SUPPLIED MATERIAL

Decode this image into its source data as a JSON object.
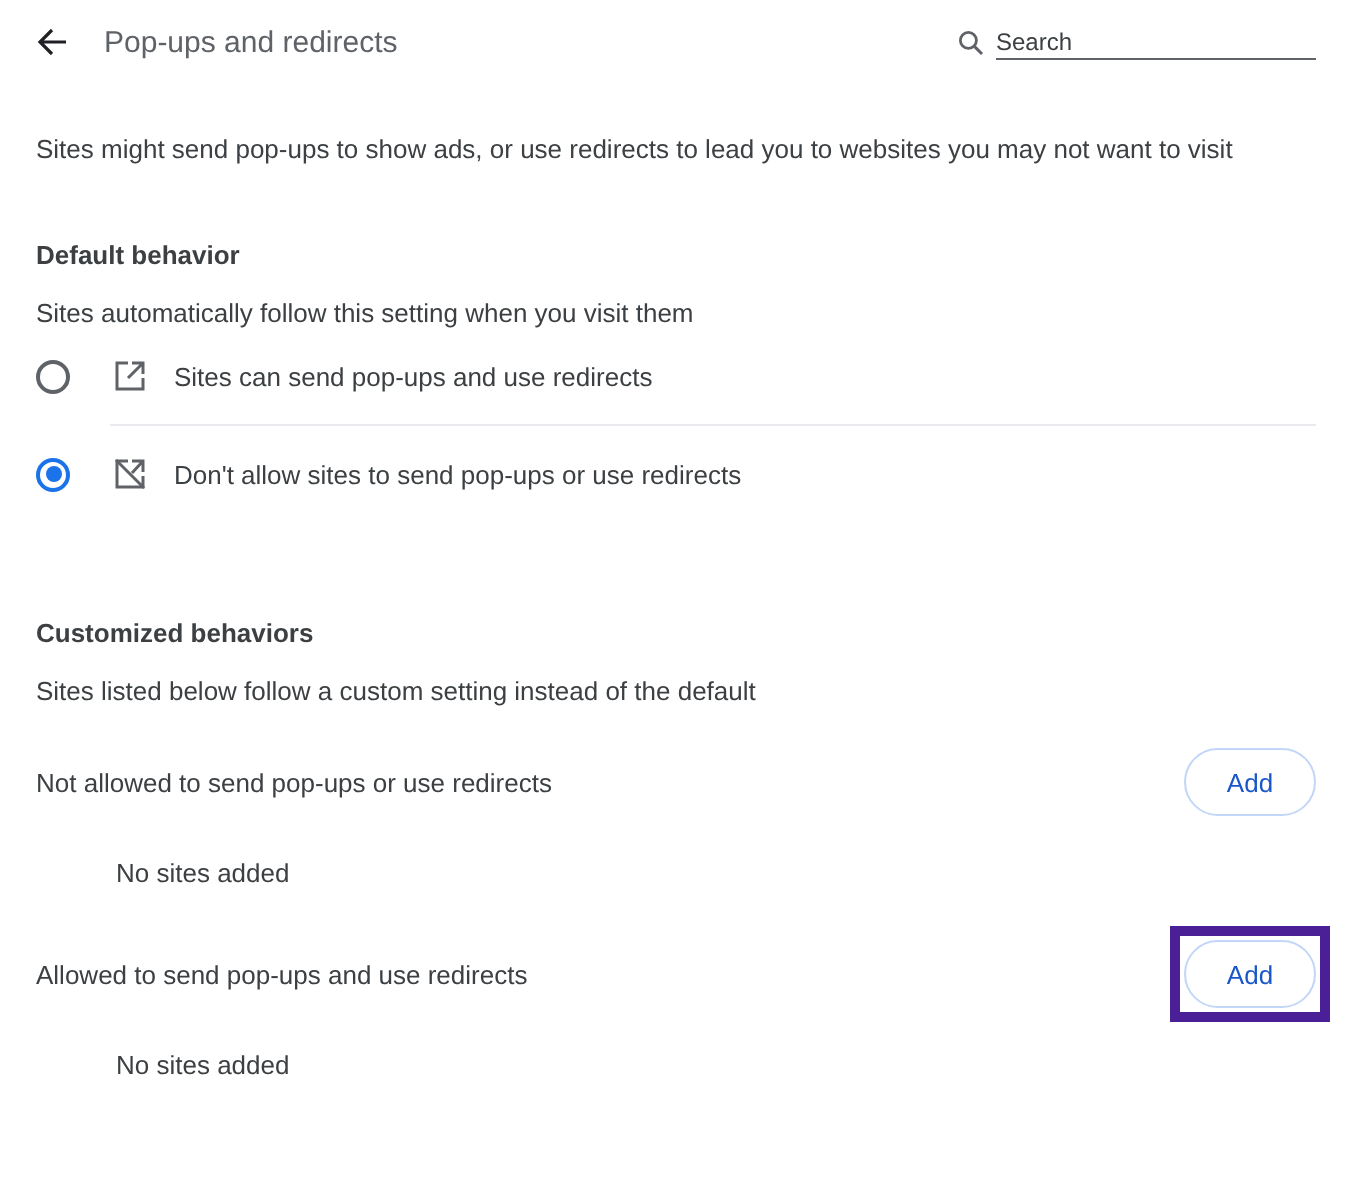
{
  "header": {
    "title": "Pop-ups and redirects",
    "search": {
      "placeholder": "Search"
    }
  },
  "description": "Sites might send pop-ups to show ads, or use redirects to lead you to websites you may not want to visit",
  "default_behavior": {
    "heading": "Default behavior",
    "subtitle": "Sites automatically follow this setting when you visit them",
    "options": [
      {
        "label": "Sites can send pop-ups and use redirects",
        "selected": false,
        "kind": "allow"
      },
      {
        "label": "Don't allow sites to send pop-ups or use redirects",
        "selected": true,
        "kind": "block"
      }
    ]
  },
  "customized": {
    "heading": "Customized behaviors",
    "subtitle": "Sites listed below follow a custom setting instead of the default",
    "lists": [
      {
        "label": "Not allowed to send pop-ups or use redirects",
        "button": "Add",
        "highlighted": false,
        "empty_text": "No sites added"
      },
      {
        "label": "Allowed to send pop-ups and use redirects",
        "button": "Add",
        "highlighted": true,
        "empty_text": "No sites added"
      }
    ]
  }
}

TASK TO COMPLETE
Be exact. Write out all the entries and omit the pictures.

RESULT OF THIS TASK
Decode this image into its source data as a JSON object.
{
  "header": {
    "title": "Pop-ups and redirects",
    "search": {
      "placeholder": "Search"
    }
  },
  "description": "Sites might send pop-ups to show ads, or use redirects to lead you to websites you may not want to visit",
  "default_behavior": {
    "heading": "Default behavior",
    "subtitle": "Sites automatically follow this setting when you visit them",
    "options": [
      {
        "label": "Sites can send pop-ups and use redirects",
        "selected": false,
        "kind": "allow"
      },
      {
        "label": "Don't allow sites to send pop-ups or use redirects",
        "selected": true,
        "kind": "block"
      }
    ]
  },
  "customized": {
    "heading": "Customized behaviors",
    "subtitle": "Sites listed below follow a custom setting instead of the default",
    "lists": [
      {
        "label": "Not allowed to send pop-ups or use redirects",
        "button": "Add",
        "highlighted": false,
        "empty_text": "No sites added"
      },
      {
        "label": "Allowed to send pop-ups and use redirects",
        "button": "Add",
        "highlighted": true,
        "empty_text": "No sites added"
      }
    ]
  }
}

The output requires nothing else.